Copy out each line of the data that includes the string "Output".

• **DATASET**
--- START ---
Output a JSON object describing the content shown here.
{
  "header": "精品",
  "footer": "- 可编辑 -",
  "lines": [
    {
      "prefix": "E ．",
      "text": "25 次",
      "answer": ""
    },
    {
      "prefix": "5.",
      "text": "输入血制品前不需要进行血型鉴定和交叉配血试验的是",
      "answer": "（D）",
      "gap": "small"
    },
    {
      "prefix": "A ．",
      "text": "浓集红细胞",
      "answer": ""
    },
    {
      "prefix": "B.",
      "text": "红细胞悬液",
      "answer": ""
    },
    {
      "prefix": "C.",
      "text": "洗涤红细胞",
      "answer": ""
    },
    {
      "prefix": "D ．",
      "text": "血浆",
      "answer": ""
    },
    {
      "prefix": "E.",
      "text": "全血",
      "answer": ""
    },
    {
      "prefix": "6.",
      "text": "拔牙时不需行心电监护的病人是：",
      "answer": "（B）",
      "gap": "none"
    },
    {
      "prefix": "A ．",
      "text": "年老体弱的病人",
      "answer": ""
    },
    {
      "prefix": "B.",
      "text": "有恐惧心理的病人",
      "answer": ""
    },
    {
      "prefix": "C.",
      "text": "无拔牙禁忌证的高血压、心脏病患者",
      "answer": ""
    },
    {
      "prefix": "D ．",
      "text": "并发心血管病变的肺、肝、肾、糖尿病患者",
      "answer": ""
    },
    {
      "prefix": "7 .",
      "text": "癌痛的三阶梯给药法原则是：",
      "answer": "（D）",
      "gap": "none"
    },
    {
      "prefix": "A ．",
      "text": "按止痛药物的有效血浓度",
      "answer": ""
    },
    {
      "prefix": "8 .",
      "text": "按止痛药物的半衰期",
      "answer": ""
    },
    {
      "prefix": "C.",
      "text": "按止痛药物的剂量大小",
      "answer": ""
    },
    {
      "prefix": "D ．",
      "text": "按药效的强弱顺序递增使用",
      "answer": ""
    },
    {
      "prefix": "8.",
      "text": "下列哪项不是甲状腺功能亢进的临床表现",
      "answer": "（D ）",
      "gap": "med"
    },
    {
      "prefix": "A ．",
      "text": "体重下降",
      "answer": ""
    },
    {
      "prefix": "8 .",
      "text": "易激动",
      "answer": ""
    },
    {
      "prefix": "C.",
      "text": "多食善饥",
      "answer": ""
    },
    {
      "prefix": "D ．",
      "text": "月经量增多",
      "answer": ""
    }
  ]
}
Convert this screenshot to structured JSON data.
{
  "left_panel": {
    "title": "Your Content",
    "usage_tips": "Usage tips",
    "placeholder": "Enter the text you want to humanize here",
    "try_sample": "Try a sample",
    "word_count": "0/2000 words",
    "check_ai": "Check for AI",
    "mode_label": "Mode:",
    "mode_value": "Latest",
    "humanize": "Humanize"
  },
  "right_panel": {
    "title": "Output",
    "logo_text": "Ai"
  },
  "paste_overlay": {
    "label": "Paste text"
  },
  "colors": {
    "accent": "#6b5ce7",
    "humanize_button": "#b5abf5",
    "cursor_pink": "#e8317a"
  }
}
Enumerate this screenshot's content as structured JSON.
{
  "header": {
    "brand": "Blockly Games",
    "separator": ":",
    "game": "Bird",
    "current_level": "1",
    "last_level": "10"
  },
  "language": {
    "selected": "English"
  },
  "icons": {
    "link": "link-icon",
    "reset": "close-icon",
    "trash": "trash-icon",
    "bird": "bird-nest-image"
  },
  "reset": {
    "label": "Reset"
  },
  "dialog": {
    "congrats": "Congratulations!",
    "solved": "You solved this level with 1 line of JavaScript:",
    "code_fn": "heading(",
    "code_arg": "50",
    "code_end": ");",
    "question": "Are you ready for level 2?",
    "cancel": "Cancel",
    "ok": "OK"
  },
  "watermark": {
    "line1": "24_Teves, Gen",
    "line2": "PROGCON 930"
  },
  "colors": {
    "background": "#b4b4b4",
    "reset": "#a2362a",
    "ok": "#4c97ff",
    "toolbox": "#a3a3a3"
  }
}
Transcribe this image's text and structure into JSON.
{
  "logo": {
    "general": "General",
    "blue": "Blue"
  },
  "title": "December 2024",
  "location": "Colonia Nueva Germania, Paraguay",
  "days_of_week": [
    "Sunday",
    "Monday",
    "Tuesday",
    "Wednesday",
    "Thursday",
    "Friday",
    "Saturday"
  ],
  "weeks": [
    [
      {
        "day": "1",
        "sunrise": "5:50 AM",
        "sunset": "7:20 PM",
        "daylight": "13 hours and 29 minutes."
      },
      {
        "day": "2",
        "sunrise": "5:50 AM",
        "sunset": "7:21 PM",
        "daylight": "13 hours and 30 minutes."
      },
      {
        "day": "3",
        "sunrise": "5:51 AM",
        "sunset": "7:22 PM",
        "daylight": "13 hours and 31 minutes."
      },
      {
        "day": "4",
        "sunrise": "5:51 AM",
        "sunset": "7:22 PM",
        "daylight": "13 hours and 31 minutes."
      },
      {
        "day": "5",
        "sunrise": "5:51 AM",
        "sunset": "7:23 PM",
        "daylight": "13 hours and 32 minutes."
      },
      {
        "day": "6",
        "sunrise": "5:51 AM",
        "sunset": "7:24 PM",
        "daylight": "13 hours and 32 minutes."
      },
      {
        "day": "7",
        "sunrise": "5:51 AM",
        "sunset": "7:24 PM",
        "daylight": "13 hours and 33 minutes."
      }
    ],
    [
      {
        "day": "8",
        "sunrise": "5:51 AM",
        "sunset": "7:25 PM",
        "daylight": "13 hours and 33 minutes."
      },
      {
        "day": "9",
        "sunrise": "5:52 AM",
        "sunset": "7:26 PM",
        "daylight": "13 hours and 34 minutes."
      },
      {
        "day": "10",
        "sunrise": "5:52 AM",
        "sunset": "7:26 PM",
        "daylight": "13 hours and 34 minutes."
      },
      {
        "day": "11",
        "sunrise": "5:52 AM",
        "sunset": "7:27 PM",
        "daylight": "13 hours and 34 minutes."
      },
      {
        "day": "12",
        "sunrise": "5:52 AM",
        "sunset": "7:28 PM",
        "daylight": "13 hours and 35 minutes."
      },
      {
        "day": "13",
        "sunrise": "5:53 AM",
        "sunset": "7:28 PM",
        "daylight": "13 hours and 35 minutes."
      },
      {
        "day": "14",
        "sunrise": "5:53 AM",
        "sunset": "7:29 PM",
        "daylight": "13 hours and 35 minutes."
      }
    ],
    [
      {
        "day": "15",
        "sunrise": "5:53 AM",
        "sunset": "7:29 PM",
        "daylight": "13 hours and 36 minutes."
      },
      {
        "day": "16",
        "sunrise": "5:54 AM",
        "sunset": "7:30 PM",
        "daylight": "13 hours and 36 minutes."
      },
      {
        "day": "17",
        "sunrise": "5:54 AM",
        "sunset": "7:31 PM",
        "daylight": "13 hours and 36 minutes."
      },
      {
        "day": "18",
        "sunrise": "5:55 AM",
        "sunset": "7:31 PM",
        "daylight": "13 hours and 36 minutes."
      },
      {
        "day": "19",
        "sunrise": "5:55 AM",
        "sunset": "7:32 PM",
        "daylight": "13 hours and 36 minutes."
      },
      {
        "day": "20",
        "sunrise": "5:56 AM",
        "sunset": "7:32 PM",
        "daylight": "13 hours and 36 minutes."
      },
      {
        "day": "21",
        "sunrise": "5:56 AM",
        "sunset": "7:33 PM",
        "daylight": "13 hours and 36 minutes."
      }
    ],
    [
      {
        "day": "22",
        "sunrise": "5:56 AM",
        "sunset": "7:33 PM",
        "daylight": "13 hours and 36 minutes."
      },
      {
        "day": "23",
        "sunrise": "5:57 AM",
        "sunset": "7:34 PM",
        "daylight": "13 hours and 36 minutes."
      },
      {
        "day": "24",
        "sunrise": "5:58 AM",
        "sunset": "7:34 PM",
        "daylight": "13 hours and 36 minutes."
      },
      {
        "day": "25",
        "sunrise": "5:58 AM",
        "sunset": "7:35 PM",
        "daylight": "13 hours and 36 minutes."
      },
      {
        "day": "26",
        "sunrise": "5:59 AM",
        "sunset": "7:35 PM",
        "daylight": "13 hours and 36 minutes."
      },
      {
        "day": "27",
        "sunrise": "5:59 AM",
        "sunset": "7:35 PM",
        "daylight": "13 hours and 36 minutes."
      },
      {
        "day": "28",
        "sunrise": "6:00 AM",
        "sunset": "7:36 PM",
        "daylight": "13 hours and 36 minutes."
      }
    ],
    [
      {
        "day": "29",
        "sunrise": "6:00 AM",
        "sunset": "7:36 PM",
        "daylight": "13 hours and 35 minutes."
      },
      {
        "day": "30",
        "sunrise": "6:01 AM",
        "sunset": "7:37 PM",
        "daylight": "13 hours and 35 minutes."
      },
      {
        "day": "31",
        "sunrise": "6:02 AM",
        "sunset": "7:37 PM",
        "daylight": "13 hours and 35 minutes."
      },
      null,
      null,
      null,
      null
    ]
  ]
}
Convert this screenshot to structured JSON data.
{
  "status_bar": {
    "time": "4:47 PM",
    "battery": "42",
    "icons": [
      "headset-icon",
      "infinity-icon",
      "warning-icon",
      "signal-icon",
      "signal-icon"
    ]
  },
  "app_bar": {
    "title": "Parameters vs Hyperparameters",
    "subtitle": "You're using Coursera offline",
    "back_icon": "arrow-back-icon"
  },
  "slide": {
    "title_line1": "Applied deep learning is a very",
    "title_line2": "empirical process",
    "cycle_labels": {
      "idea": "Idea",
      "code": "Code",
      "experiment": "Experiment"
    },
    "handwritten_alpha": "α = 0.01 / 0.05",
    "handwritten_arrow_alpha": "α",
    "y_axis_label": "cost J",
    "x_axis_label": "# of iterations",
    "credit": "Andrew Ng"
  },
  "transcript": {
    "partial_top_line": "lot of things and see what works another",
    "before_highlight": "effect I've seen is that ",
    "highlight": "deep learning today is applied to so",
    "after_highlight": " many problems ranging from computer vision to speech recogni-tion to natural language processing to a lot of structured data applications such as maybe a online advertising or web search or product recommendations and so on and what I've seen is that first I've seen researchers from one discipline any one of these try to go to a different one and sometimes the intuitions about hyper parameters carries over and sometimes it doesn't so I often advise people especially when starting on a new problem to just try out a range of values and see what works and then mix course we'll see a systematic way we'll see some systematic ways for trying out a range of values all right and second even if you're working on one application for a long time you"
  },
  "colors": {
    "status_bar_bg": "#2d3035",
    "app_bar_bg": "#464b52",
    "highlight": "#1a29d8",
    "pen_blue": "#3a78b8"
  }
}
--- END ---
• **RESPONSE FOR THIS EXERCISE**
Output a JSON object describing the content shown here.
    "title": "Output",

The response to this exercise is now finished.